§ **WHAT YOU SHOULD DO**: In the entries below, how many lines contain the string "name"? Respond with the number only.

------ INFORMATION SUPPLIED ------

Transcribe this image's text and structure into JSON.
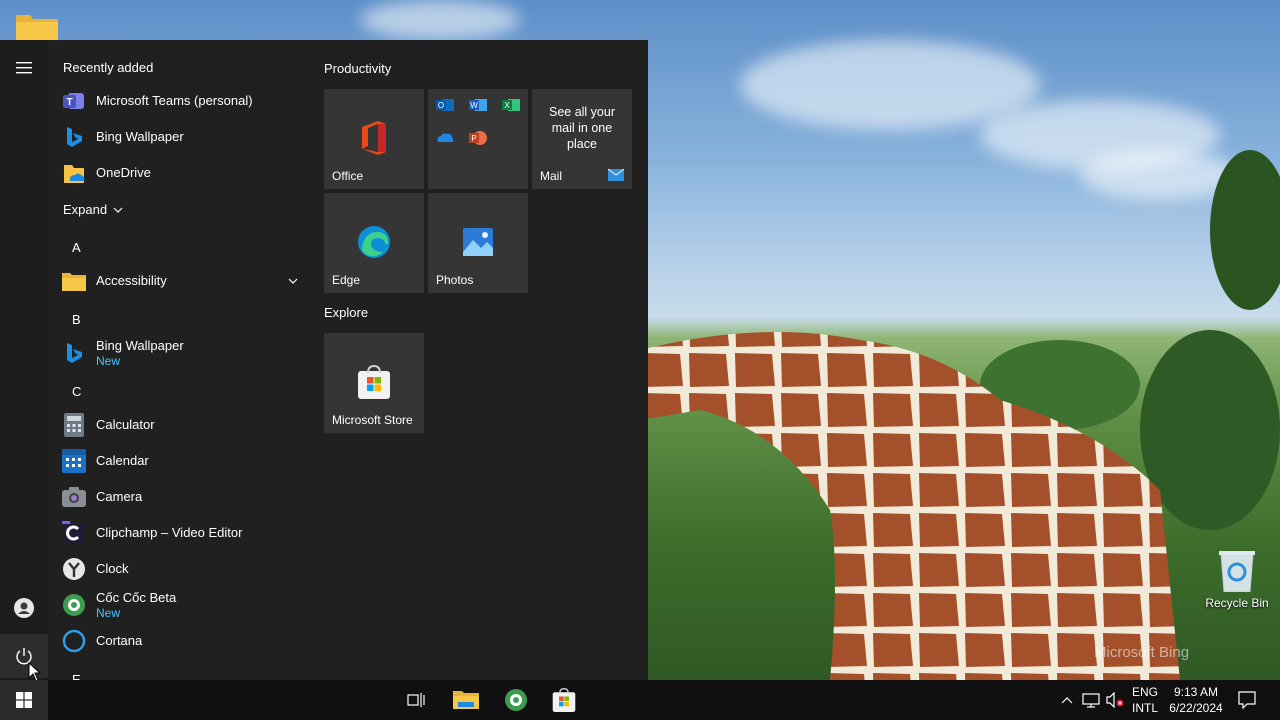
{
  "desktop": {
    "recycle_bin_label": "Recycle Bin",
    "watermark": "Microsoft Bing"
  },
  "start_menu": {
    "recently_added_label": "Recently added",
    "recent_apps": [
      {
        "name": "Microsoft Teams (personal)",
        "icon": "teams-icon"
      },
      {
        "name": "Bing Wallpaper",
        "icon": "bing-icon"
      },
      {
        "name": "OneDrive",
        "icon": "onedrive-icon"
      }
    ],
    "expand_label": "Expand",
    "letters": [
      "A",
      "B",
      "C",
      "E"
    ],
    "apps": [
      {
        "name": "Accessibility",
        "icon": "folder-icon"
      },
      {
        "name": "Bing Wallpaper",
        "sub": "New",
        "icon": "bing-icon"
      },
      {
        "name": "Calculator",
        "icon": "calculator-icon"
      },
      {
        "name": "Calendar",
        "icon": "calendar-icon"
      },
      {
        "name": "Camera",
        "icon": "camera-icon"
      },
      {
        "name": "Clipchamp – Video Editor",
        "icon": "clipchamp-icon"
      },
      {
        "name": "Clock",
        "icon": "clock-icon"
      },
      {
        "name": "Cốc Cốc Beta",
        "sub": "New",
        "icon": "coccoc-icon"
      },
      {
        "name": "Cortana",
        "icon": "cortana-icon"
      }
    ],
    "groups": {
      "productivity": "Productivity",
      "explore": "Explore"
    },
    "tiles": {
      "office": "Office",
      "mail_promo": "See all your mail in one place",
      "mail": "Mail",
      "edge": "Edge",
      "photos": "Photos",
      "store": "Microsoft Store"
    }
  },
  "taskbar": {
    "lang_top": "ENG",
    "lang_bottom": "INTL",
    "time": "9:13 AM",
    "date": "6/22/2024"
  },
  "colors": {
    "accent_blue": "#4cc2ff",
    "menu_bg": "#202020",
    "tile_bg": "#353535",
    "taskbar_bg": "#101010"
  }
}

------

§ **COMPLETED TASK**: 12